Rhythms of music education

 Rhythms of music education

 On January 10, 2013 · In Education


  No doubt, the Nigerian music industry is a force to be reckoned with internationally. Classrooms are filled with youngsters whose mentors are the singing sensations on their television screens. Is music education meeting up with the task of providing quality for the booming industry, or are music teachers still stuck in singing “do, re, mi.” Dr. Bababtunde Sosan is the Acting Director, Muson School of Music, Lagos. In a chat with Vanguard Learning, he talks on the trends in music education.

 Considering your wealth of experience and skill, why did you decide to be a teacher?

 I started teaching music because I have a passion for it. You can’t be a music teacher without passion. If you love what you do, it will impact the way your students respond to you.

 What training programmes does the Muson School of music offer?

 We have Diploma courses for people who already have knowledge of music. The programme is sponsored by MTN and  the students don’t pay. We also have Basic school. Basic school is an avenue for those who haven’t had any form of training to come and learn from scratch. We have different teachers that cover areas such as singing, piano, brass instruments etc. It’s a flexible time table that is for people of all ages.

 Dr. Babatunde Sosan

 How long does it take an average person to learn how to play musical instruments?

 It depends on how interested the person is. As soon as students come to me, they almost always want to know how long it will take them to learn a particular instrument. But there is no hard and fast rule about it. The students’ level of interest will determine the time limit for their learning.

 What is your take on Music education in Nigeria?

 The music education climate is alright, but there is still a lot of room for improvement. At the basic level, we have nursery rhymes, basic musical songs, call and response etc. But at the secondary level, there are few schools that have taken it to professional standards. One major concern I have about general music education is that teachers pay more attention to theoretical music education than to the practical aspect. Theory and practical should go hand in hand. But most times, teachers bombard students with a lot of information, and when the students come out, they are more or less half baked.  Balancing theory and practical application is what provides the total package for any musician.

 What do you think is the reason for this?

 It is as a result of the level of training given to teachers. Some teachers themselves have not had enough experience in the practical. If we have more qualified teachers in our system, it would go a long way to raise the standard. I also think that something should be done in the area of funding. Government should actually show more interest, because I believe music plays a large role in nation building.

 What role does music education play in nation building?
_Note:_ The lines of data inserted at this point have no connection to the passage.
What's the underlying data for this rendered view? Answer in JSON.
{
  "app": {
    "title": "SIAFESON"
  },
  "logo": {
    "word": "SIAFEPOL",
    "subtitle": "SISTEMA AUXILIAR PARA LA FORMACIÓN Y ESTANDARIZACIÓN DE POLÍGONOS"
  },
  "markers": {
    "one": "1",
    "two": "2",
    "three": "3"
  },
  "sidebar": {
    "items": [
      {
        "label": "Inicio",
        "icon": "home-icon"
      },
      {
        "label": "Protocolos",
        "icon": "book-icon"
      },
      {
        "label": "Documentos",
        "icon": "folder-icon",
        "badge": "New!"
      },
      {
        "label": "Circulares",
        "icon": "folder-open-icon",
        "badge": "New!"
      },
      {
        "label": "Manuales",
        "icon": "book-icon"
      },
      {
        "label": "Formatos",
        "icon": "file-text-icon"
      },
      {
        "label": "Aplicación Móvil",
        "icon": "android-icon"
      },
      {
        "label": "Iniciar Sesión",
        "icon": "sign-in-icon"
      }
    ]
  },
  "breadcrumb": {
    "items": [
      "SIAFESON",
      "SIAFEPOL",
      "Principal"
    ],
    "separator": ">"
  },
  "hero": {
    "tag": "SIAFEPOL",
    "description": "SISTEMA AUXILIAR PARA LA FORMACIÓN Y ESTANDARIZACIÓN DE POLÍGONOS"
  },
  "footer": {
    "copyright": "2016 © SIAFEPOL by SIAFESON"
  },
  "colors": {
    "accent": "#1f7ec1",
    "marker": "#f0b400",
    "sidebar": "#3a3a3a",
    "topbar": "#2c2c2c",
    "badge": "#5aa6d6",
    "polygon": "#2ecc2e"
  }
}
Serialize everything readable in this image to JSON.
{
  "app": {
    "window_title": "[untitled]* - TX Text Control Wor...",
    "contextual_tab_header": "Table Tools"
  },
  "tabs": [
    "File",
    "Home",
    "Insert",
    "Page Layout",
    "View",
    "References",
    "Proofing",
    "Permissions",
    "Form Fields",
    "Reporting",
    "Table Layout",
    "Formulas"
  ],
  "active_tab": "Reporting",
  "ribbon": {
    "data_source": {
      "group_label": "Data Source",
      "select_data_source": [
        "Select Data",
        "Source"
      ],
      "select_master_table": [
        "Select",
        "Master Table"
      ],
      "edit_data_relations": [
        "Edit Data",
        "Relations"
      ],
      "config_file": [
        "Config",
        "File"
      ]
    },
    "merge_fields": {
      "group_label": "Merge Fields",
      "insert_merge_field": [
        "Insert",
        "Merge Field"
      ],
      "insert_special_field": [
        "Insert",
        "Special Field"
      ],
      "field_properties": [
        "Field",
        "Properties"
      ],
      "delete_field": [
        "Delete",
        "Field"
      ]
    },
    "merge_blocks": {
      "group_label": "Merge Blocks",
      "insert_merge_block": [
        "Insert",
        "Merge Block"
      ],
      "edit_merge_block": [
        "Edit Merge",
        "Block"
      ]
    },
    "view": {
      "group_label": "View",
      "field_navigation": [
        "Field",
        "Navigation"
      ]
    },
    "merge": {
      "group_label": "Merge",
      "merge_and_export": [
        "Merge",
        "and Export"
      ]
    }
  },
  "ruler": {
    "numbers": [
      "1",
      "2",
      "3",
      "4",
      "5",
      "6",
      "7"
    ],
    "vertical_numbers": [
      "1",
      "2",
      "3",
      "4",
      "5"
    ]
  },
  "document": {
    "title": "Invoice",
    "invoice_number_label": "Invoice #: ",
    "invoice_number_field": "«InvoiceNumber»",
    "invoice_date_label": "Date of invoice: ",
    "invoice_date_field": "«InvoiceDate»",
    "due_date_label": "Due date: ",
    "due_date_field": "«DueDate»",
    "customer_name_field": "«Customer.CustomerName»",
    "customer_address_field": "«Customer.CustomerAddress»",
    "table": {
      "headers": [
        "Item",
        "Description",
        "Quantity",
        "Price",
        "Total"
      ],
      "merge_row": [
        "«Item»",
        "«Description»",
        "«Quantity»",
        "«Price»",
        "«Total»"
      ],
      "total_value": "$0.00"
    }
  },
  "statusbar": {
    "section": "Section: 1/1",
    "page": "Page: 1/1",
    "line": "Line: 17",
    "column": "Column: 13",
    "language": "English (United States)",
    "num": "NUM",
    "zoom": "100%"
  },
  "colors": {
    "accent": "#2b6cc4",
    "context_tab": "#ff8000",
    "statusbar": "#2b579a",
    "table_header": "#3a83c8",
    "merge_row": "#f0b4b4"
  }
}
 Let me answer that with this example. I got an email from London recently. They needed some of our students to play at the upcoming diamond Jubilee of the Queen of England. In many established countries, music is an important part of what they do. The Queen is celebrating her diamond jubiliee and we have choirs coming from all over the country to celebrate her. It enhances unity and world peace, and if we apply practical music education to our country, it would be a golden opportunity for music to unify us, just as football does. I think music might even play a much stronger role in that aspect.

 Tell us about some popular Musicians that have gone through your centre?

 Bez, popular guitarist and singer, was my student in Basic school. I had lessons with him for a short time. He told me that he wouldn’t go on for a long time, because still had a lot of recording to do, but he just needed to learn some things about playing the piano. He wanted to be able to play his own songs on the piano when practicing. Another person I taught was Naomi Mark. She was a finalist on Nigerian idol season one. She found it quite difficult to learn the classical way of singing because she was already used to contemporary singing. But she was able to adapt quite well eventually.

  What differentiates artistes who have had formal training from those who haven’t?

 Again, let me answer this with another illustration. Let’s Say we have a crowd of about 5,000 people waiting to hear two different artistes perform; one of them is well known, without any training, and the other a well trained classical musician. Very likely, when the classical musician comes on stage, everyone is quiet at first because they don’t know what to expect. But there is a dexterity with which such a person performs.

 There is a certain depth to the performance of trained musicians that causes the audience to stop and meditate. Such performances leave an impression on members of the audience long after the music fades. But then suppose someone else comes up, plays a popular beat and all he says is “Lalalalala Baby O,” from the beginning to the end. Because we are Africans, and we get very excited at rhythm, the audience will make a lot of noise for such a person. But at the end of everything, you have to ask, which of those performances left a lasting impression on the audience?

 What can a parent do if he/she notices musical talent in a child, but cannot afford training or buying of musical instruments?

 The most important thing is to keep the child as interested in music as possible. For example if a child seems to show interest in drumming by hitting things all around, and if you can’t afford to buy him an actual drum, there are toy drums sold around that you can get for him; just to keep him interested. There are also videos of people who play instruments that are not expensive. You could buy such videos, hence providing him visual training. But a time will come when you will still need to provide quality education for that child in the area of music.